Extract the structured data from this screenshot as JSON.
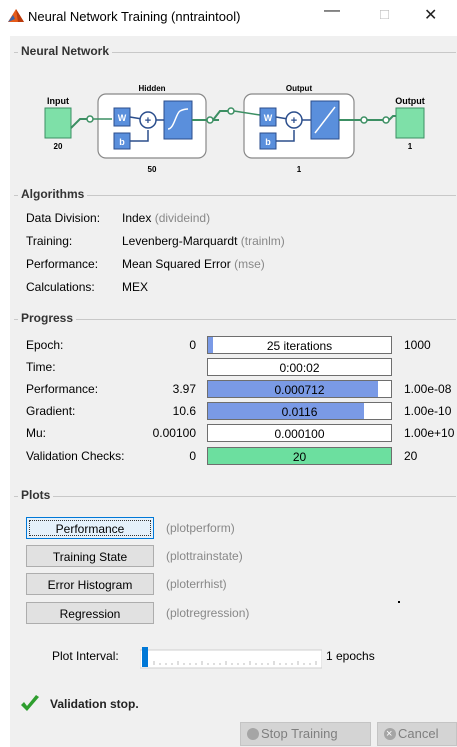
{
  "window": {
    "title": "Neural Network Training (nntraintool)",
    "minimize": "—",
    "maximize": "□",
    "close": "✕"
  },
  "network": {
    "section_title": "Neural Network",
    "input_label": "Input",
    "input_size": "20",
    "hidden_label": "Hidden",
    "hidden_size": "50",
    "output_layer_label": "Output",
    "output_layer_size": "1",
    "output_label": "Output",
    "output_size": "1",
    "weight_symbol": "W",
    "bias_symbol": "b",
    "sum_symbol": "+"
  },
  "algorithms": {
    "section_title": "Algorithms",
    "rows": [
      {
        "label": "Data Division:",
        "value": "Index",
        "fn": "(divideind)"
      },
      {
        "label": "Training:",
        "value": "Levenberg-Marquardt",
        "fn": "(trainlm)"
      },
      {
        "label": "Performance:",
        "value": "Mean Squared Error",
        "fn": "(mse)"
      },
      {
        "label": "Calculations:",
        "value": "MEX",
        "fn": ""
      }
    ]
  },
  "progress": {
    "section_title": "Progress",
    "rows": [
      {
        "label": "Epoch:",
        "min": "0",
        "current": "25 iterations",
        "max": "1000",
        "fill": 0.025,
        "style": "blue"
      },
      {
        "label": "Time:",
        "min": "",
        "current": "0:00:02",
        "max": "",
        "fill": 0,
        "style": "blue"
      },
      {
        "label": "Performance:",
        "min": "3.97",
        "current": "0.000712",
        "max": "1.00e-08",
        "fill": 0.93,
        "style": "blue"
      },
      {
        "label": "Gradient:",
        "min": "10.6",
        "current": "0.0116",
        "max": "1.00e-10",
        "fill": 0.85,
        "style": "blue"
      },
      {
        "label": "Mu:",
        "min": "0.00100",
        "current": "0.000100",
        "max": "1.00e+10",
        "fill": 0,
        "style": "blue"
      },
      {
        "label": "Validation Checks:",
        "min": "0",
        "current": "20",
        "max": "20",
        "fill": 1.0,
        "style": "green"
      }
    ]
  },
  "plots": {
    "section_title": "Plots",
    "buttons": [
      {
        "label": "Performance",
        "fn": "(plotperform)"
      },
      {
        "label": "Training State",
        "fn": "(plottrainstate)"
      },
      {
        "label": "Error Histogram",
        "fn": "(ploterrhist)"
      },
      {
        "label": "Regression",
        "fn": "(plotregression)"
      }
    ],
    "interval_label": "Plot Interval:",
    "interval_value": "1 epochs"
  },
  "status": {
    "text": "Validation stop."
  },
  "buttons": {
    "stop_training": "Stop Training",
    "cancel": "Cancel"
  },
  "colors": {
    "bar_blue": "#7a9ae6",
    "bar_green": "#6cdf9f",
    "nn_block": "#5a8fdc",
    "io_green": "#7ee0a8",
    "check_green": "#2e9e2e"
  }
}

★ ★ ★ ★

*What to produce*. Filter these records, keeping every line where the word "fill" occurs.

*Completed exercise*.
        "fill": 0.025,
        "fill": 0,
        "fill": 0.93,
        "fill": 0.85,
        "fill": 0,
        "fill": 1.0,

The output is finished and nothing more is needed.